Aloha, 1967beetle.com.
I am a long time ’67 Beetle enthusiast. I restored a few in my younger years – and as you may know, one never really kicks the addiction. Here’s the latest chapter. After a 20 year layoff, there’s a 67 in our family again. My son found this one close to his home in Orlando – It came from Brazil to Florida and is now on its way to Hawaii. The last pic is of the last 2 we had to sell in NH before we moved back to HI.

Brian Davis’s L633 VW Blue ’67 Beetle

This is a special ’67 Beetle that belonged to your grandfather?
My ’67 Beetle was stored in my grandparent’s basement for as long as I can remember. My grandma died when I was 25, and before she passed she asked if I had an interest in taking the ’67. Of course, I said yes.

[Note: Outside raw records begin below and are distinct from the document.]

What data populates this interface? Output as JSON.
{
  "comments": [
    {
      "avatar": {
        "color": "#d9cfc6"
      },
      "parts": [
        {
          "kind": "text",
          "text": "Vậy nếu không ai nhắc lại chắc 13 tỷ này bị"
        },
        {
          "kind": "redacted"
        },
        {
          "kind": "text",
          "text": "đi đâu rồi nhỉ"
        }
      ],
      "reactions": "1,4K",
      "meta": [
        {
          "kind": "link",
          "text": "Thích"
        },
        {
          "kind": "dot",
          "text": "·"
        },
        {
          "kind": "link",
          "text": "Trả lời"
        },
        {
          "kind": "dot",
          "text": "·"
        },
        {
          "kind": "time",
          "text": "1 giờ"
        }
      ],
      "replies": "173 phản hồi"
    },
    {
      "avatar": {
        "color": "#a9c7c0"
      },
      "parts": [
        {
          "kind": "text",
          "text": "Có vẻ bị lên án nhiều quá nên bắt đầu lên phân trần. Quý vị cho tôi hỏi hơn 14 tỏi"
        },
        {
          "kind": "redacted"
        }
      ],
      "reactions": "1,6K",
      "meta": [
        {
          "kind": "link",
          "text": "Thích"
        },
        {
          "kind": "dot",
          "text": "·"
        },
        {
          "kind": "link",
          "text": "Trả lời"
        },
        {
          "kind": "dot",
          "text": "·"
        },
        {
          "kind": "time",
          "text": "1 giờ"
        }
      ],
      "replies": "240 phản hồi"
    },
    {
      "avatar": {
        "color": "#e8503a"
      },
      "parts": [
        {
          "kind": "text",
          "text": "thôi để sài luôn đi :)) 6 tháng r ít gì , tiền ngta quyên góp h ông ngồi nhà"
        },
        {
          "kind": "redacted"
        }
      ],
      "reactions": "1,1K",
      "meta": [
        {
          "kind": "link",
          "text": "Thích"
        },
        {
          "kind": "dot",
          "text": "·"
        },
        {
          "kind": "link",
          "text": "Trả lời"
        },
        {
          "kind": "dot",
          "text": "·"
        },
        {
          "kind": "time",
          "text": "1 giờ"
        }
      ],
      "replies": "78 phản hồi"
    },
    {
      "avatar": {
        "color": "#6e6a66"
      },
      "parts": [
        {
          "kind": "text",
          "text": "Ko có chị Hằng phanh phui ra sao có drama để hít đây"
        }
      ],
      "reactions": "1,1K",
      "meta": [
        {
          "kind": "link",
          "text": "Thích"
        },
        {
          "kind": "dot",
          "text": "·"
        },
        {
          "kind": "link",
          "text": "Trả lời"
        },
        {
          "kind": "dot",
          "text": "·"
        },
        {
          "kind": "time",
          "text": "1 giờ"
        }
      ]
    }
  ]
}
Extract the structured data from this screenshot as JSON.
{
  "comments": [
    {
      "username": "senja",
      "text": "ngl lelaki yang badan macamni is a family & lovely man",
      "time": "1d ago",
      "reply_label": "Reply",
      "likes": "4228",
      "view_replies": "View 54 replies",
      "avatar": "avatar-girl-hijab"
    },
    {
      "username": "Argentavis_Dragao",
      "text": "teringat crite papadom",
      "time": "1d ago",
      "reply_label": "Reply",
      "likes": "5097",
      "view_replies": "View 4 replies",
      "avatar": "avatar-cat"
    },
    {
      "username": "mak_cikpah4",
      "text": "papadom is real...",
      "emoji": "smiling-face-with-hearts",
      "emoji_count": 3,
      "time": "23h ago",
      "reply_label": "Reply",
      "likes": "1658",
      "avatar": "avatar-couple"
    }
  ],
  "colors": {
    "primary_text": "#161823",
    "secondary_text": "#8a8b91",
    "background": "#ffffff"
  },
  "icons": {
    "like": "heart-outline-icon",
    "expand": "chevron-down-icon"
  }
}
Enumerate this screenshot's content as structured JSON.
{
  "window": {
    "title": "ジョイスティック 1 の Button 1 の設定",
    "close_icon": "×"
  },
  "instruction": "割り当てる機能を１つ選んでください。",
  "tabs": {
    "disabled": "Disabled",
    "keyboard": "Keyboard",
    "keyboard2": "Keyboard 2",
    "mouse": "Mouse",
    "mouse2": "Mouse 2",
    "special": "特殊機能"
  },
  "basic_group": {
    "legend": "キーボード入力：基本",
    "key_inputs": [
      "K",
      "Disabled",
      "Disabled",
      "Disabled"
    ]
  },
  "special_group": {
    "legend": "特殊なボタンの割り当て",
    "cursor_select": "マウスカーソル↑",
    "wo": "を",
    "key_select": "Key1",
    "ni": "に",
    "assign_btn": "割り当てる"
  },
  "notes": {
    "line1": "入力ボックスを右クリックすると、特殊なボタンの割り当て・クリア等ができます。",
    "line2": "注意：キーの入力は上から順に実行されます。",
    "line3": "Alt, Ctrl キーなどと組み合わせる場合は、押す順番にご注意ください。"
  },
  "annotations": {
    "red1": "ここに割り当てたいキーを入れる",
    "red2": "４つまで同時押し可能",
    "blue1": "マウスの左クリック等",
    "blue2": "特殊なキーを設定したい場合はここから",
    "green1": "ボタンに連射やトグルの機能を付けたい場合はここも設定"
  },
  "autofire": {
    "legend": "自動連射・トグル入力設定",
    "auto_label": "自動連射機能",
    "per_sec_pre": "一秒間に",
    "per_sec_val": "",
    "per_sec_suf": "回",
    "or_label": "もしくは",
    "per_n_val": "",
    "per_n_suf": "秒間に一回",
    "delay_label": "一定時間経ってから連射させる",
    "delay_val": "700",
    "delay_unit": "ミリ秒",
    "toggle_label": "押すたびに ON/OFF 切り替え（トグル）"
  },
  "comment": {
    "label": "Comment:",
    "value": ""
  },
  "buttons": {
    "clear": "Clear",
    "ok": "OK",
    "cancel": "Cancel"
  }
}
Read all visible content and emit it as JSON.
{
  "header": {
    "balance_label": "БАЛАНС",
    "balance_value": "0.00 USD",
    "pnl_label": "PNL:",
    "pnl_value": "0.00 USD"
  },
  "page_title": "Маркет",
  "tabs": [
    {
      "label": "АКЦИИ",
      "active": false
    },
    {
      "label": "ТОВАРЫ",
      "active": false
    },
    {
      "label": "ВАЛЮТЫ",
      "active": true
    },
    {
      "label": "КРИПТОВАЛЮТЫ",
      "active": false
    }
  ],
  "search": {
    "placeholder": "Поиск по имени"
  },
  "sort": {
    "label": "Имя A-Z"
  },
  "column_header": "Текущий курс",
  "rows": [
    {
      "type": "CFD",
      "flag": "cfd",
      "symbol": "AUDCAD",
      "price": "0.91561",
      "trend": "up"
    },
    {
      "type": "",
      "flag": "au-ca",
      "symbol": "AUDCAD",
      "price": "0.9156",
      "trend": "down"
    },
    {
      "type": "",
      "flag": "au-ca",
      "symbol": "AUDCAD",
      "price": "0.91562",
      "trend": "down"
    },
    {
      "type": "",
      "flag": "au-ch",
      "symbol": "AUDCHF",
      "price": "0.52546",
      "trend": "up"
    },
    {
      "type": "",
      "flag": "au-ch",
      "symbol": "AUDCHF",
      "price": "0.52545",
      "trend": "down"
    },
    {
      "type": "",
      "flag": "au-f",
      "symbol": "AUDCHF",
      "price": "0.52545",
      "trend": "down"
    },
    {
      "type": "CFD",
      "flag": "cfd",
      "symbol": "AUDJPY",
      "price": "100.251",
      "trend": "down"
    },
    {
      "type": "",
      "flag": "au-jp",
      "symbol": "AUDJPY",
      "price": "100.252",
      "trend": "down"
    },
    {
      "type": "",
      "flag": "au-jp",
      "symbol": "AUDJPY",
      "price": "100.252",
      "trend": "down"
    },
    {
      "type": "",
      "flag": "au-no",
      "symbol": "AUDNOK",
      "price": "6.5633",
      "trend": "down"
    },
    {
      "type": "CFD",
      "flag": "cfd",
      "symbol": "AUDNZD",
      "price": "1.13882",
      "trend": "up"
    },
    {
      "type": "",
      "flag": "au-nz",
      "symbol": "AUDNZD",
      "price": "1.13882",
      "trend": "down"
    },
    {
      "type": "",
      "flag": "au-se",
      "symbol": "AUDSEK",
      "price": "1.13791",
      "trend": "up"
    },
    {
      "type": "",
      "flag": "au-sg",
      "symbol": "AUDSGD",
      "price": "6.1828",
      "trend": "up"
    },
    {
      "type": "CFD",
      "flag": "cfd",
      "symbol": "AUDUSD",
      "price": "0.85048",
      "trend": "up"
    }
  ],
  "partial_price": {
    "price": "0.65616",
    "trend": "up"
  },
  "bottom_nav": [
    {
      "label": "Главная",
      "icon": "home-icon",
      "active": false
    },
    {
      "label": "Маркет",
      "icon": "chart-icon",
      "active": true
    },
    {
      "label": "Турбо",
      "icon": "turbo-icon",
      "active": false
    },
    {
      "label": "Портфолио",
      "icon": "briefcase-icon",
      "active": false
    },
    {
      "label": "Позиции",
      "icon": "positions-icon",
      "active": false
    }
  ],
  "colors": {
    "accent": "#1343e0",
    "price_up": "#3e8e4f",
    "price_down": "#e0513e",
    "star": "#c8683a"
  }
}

After the dust settled, one weekend, I went down to their house to see what it needed to get back on the road. I pushed it out of the garage after 30 plus years of sitting idle. It was out of gas along with brake fluid. The brakes also badly needed adjusting. After these simple items were taken care of, it only took a quick bump of the key to ignite her back to life. There’s something really amazing about that.